[Entries taken from a collection]
● ● ● ●

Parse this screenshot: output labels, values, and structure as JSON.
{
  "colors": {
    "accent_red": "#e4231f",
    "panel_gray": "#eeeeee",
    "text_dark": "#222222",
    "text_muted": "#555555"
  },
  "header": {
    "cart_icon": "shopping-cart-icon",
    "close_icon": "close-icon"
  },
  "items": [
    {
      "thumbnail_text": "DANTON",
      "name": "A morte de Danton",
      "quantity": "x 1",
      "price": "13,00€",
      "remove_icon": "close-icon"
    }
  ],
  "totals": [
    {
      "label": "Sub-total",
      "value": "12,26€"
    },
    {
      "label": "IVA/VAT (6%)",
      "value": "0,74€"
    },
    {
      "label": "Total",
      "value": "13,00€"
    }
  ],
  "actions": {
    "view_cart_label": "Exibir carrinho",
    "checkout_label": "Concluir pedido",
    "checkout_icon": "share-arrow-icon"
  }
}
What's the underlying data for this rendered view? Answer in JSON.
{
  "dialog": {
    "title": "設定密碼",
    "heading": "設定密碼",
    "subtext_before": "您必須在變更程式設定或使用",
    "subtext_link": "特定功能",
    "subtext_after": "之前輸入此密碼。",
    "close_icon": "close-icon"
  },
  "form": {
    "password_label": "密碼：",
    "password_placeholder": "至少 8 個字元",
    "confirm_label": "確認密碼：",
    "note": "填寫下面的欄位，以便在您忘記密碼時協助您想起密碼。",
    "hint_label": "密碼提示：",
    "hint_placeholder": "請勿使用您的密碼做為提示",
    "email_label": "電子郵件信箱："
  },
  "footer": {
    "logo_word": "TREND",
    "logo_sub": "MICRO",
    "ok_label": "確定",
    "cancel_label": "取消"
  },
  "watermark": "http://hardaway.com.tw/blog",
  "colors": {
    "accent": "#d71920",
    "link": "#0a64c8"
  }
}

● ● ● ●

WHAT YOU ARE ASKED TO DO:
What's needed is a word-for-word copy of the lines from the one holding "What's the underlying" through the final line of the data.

EXERCISE ANSWER:
What's the underlying data for this rendered view? Answer in JSON.
{
  "dialog": {
    "title": "設定密碼",
    "heading": "設定密碼",
    "subtext_before": "您必須在變更程式設定或使用",
    "subtext_link": "特定功能",
    "subtext_after": "之前輸入此密碼。",
    "close_icon": "close-icon"
  },
  "form": {
    "password_label": "密碼：",
    "password_placeholder": "至少 8 個字元",
    "confirm_label": "確認密碼：",
    "note": "填寫下面的欄位，以便在您忘記密碼時協助您想起密碼。",
    "hint_label": "密碼提示：",
    "hint_placeholder": "請勿使用您的密碼做為提示",
    "email_label": "電子郵件信箱："
  },
  "footer": {
    "logo_word": "TREND",
    "logo_sub": "MICRO",
    "ok_label": "確定",
    "cancel_label": "取消"
  },
  "watermark": "http://hardaway.com.tw/blog",
  "colors": {
    "accent": "#d71920",
    "link": "#0a64c8"
  }
}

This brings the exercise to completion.